Ramadan started this week and many Muslims will refrain from eating or drinking during the day for 30 days, as a way to grow closer to God.
Baystate Medical Center has issued an advisory for patients with Type 2 diabetes who fast this month.
Diabetic patients who fast are at risk for low blood sugars and dehydration. That can cause patients to become shaky, sweaty or even have seizures that can lead to a coma. Baystate Medical Center is advising patients who fast to discuss it first with their doctors, who may adjust their medication.
Reza Mansoor, president of the Islamic Association of Greater Hartford and a cardiologist at Hartford Hospital, said the Baystate advise is wise. But he said the message is more effective when it comes from the Muslim community.

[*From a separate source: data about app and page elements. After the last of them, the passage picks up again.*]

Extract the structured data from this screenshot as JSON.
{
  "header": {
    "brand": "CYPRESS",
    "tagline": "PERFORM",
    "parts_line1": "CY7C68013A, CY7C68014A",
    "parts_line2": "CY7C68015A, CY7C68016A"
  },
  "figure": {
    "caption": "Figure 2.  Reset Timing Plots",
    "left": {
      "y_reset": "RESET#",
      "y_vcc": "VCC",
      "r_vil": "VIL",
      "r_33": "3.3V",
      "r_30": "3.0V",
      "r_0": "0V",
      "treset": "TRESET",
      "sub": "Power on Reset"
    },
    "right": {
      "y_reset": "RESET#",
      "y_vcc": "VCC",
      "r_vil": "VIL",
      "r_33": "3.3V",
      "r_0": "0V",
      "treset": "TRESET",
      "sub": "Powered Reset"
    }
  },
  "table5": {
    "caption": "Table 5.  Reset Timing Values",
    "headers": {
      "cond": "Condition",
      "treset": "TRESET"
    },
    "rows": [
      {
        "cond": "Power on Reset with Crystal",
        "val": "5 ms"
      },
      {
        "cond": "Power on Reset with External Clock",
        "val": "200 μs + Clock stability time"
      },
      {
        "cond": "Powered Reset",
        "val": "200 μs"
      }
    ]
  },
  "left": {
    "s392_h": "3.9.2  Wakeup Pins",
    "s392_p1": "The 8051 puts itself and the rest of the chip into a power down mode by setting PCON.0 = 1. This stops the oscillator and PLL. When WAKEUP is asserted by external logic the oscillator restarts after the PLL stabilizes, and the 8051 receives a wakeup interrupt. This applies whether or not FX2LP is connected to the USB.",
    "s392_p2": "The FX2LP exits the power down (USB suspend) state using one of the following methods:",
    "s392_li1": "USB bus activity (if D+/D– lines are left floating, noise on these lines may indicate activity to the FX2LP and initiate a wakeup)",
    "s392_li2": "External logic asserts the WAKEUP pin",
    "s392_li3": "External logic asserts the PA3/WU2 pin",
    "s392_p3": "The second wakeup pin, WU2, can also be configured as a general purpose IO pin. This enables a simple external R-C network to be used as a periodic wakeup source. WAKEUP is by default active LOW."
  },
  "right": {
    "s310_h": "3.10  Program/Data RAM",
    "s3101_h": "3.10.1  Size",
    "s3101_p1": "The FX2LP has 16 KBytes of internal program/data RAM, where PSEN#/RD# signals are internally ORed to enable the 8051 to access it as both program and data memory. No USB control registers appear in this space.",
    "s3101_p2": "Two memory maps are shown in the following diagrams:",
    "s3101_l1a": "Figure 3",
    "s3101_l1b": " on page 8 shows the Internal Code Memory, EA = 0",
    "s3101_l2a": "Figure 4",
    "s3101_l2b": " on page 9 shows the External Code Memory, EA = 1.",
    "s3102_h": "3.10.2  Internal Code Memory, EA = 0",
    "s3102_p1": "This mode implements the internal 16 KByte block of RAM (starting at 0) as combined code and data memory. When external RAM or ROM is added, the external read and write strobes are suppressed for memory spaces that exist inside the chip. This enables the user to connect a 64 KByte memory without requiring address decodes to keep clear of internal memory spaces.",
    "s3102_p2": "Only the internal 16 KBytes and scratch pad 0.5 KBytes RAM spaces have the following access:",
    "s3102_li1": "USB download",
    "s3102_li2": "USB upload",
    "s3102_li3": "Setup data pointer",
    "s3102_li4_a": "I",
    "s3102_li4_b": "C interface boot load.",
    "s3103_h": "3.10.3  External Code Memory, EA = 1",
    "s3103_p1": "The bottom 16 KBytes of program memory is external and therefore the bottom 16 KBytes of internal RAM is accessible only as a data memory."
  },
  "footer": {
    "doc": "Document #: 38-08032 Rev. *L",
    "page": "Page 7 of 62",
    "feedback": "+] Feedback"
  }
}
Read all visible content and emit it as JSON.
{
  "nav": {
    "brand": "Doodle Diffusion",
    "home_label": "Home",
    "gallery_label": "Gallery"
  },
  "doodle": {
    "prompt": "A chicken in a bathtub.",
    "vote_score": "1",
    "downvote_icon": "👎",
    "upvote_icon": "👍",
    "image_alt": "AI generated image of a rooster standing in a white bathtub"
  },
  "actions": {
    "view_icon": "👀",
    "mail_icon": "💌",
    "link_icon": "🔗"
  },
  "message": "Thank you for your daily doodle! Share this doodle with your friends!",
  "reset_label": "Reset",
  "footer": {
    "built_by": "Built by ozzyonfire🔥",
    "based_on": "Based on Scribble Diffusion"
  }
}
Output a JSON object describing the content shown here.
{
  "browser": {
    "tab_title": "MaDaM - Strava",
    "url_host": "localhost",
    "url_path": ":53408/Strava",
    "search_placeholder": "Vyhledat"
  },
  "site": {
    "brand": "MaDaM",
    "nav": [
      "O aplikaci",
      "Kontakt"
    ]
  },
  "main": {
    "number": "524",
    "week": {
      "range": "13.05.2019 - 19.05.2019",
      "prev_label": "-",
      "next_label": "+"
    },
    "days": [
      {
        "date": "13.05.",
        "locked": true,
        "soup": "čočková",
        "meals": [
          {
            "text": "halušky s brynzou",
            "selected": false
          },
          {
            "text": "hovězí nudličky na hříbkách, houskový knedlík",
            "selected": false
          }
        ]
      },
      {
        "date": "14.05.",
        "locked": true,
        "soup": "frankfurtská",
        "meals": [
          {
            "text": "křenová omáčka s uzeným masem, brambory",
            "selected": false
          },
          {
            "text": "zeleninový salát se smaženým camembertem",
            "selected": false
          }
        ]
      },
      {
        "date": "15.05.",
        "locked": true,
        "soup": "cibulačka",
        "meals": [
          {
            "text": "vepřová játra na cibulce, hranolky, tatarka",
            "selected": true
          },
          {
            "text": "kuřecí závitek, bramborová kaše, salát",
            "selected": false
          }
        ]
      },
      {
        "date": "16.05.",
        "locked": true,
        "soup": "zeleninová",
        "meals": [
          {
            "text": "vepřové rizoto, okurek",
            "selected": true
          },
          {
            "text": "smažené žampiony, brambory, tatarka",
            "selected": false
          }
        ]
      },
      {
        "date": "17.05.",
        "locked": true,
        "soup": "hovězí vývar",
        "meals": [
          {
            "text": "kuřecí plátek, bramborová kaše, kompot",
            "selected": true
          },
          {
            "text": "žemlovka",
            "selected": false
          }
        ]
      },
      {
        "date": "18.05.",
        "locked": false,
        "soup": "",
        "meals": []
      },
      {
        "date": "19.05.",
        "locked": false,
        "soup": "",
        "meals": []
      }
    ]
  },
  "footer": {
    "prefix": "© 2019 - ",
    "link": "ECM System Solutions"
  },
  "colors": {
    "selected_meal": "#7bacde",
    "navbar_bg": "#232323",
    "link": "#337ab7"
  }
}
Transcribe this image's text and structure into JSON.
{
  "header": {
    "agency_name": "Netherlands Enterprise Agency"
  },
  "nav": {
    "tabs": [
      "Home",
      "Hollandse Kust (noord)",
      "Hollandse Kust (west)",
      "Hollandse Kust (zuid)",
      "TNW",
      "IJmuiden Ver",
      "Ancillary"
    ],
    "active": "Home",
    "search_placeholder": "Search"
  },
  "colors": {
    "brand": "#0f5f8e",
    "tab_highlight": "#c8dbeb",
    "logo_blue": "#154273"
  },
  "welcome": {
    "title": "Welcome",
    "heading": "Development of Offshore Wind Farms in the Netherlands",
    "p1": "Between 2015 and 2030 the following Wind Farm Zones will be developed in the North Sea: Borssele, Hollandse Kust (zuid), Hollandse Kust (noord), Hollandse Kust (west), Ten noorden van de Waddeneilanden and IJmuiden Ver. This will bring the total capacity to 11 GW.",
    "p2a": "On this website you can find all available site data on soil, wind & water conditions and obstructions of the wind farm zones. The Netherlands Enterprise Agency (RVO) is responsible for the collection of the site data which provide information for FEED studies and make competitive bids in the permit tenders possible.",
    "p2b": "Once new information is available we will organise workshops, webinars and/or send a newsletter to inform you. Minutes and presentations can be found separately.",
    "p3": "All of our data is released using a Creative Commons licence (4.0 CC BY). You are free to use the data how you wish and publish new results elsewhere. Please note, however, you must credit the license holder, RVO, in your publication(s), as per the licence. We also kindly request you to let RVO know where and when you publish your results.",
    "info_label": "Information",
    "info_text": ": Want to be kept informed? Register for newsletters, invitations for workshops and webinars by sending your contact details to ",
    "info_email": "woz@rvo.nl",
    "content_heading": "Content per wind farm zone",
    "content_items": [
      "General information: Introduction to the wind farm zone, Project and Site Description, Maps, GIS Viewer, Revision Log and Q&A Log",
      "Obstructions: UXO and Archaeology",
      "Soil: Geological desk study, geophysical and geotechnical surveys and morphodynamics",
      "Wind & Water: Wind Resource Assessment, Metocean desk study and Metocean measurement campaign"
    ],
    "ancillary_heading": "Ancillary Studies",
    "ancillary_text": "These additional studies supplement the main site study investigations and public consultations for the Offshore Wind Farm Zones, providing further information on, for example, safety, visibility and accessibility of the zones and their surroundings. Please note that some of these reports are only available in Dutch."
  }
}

"We do it in the mosque," said Mansoor. "We tell them, 'If you are sick, you don't have to fast.' It's a very clear clarification in the Quran that those who are sick don't have to fast. Instead they can feed a poor person."
Mansoor said if someone who can't fast gives to those in need, they still get the same benefit of fasting.